Problem statement>
The required result is every line of the records that includes "also".

START Source information

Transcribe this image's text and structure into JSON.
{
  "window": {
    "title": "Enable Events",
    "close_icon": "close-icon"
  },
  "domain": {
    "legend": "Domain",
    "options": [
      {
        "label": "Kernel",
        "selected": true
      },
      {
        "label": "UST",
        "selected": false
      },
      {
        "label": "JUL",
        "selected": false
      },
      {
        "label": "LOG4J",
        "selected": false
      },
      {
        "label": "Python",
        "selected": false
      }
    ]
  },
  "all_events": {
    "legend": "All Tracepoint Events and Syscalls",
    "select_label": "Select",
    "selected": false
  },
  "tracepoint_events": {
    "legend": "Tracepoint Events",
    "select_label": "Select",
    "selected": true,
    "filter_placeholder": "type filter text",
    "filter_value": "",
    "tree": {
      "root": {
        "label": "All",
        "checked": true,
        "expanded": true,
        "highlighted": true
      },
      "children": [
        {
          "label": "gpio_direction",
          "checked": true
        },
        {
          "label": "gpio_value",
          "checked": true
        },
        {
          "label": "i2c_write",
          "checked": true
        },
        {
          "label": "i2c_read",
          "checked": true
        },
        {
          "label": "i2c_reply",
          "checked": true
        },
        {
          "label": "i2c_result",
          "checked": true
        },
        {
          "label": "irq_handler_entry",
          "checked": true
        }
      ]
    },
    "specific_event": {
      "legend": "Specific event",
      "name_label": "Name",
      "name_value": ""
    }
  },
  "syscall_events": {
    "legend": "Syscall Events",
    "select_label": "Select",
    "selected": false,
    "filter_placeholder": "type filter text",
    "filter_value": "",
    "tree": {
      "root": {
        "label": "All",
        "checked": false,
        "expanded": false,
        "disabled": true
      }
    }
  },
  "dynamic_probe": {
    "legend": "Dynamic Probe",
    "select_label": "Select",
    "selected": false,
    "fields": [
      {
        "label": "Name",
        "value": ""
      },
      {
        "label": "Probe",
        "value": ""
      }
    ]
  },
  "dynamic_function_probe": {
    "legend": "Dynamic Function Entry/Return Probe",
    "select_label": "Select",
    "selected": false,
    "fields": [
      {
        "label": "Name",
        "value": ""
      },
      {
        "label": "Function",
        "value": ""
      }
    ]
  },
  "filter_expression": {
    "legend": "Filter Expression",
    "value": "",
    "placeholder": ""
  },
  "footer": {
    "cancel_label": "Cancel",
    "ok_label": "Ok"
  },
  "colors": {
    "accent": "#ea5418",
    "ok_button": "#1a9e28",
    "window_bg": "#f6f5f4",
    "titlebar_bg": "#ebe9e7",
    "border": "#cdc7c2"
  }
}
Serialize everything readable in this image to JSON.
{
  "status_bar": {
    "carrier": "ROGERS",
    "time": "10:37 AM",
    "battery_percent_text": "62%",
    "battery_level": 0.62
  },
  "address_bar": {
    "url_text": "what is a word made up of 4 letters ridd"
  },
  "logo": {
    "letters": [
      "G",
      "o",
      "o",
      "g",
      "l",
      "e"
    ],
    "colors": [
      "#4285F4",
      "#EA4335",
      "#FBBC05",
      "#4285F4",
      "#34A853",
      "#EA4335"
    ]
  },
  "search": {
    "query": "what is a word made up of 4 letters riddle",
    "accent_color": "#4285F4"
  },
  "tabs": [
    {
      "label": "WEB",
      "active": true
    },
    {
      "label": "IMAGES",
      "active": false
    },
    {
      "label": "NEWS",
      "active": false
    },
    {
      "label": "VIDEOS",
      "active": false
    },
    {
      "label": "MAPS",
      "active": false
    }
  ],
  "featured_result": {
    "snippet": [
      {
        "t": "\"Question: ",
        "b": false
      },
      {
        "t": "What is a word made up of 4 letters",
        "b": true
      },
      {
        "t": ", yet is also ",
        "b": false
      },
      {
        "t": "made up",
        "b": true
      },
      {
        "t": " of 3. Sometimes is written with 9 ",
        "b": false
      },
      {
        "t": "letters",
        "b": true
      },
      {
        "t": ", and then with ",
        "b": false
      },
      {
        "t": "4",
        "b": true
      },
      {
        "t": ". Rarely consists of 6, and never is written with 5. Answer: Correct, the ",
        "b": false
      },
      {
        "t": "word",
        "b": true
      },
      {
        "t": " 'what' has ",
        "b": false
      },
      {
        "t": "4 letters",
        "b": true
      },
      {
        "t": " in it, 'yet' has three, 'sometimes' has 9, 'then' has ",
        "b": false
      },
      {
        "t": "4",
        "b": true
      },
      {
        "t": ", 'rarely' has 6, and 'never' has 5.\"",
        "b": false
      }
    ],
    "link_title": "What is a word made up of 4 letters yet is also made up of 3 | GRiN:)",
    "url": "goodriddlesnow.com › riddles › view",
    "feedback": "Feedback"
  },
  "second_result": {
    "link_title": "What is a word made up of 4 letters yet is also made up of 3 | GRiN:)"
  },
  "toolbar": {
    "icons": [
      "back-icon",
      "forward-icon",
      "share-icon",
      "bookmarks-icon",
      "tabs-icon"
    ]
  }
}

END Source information

Answer for this exercise>
        "t": ", yet is also ",
    "link_title": "What is a word made up of 4 letters yet is also made up of 3 | GRiN:)",
    "link_title": "What is a word made up of 4 letters yet is also made up of 3 | GRiN:)"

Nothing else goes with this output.